TASK INPUT START

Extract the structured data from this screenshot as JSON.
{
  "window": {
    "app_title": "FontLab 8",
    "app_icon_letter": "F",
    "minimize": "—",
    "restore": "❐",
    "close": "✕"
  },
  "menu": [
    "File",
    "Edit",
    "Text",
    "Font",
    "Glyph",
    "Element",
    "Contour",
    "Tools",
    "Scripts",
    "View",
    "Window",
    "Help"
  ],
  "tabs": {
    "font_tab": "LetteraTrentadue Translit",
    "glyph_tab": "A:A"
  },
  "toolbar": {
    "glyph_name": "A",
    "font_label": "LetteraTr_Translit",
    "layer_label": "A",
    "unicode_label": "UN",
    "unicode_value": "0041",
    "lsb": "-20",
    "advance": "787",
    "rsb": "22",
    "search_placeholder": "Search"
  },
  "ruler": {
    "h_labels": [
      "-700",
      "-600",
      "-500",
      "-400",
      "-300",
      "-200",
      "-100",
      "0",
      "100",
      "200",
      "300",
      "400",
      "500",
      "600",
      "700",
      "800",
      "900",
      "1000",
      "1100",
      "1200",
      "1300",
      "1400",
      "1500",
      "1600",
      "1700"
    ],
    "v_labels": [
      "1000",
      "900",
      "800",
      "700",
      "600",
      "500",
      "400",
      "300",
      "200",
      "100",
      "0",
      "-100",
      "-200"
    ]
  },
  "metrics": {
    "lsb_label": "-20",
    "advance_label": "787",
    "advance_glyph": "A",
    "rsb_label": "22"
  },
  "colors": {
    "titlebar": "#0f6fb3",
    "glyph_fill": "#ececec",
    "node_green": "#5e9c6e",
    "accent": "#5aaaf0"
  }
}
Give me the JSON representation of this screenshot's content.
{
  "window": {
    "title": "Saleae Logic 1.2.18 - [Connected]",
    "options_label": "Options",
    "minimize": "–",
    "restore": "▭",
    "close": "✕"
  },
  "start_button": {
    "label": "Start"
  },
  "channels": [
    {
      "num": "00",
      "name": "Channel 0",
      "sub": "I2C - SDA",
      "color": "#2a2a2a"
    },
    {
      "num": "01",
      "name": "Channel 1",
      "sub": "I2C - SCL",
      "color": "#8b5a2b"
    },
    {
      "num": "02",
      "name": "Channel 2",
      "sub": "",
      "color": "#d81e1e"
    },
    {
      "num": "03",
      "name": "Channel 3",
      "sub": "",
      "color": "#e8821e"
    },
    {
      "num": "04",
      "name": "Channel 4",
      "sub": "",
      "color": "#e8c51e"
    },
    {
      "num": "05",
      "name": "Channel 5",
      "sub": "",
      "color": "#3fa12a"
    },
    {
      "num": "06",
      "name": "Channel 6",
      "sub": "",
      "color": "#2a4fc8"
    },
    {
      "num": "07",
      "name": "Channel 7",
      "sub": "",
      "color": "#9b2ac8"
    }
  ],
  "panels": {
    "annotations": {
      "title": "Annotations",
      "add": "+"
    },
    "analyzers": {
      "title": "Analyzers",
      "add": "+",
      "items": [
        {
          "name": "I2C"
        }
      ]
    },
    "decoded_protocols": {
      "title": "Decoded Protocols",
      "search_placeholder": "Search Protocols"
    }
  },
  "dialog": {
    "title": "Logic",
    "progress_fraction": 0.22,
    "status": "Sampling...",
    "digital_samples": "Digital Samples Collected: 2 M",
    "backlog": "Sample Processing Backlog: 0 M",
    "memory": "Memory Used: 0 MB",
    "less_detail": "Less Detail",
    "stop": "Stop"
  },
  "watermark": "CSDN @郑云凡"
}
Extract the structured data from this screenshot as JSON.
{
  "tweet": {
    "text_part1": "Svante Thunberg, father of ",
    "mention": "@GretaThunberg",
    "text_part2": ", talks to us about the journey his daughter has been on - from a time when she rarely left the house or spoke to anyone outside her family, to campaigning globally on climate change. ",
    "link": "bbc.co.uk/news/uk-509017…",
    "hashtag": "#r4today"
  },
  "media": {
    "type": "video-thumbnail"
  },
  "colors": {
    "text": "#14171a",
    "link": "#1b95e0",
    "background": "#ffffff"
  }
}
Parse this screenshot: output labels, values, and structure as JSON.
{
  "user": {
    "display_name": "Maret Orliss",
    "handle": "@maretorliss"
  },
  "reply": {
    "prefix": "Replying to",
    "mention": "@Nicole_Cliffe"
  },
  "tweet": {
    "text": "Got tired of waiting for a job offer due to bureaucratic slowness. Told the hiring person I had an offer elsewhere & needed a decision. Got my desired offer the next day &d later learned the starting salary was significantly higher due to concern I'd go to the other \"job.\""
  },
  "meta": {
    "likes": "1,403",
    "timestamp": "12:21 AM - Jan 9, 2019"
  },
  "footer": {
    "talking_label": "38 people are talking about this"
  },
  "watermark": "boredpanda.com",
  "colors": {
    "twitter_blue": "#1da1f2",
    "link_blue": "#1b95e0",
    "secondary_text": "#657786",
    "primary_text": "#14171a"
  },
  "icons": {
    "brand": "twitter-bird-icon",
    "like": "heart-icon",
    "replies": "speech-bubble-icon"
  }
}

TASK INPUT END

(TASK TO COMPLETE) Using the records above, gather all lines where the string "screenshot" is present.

(ANSWER TO THIS TASK)
Extract the structured data from this screenshot as JSON.
Give me the JSON representation of this screenshot's content.
Extract the structured data from this screenshot as JSON.
Parse this screenshot: output labels, values, and structure as JSON.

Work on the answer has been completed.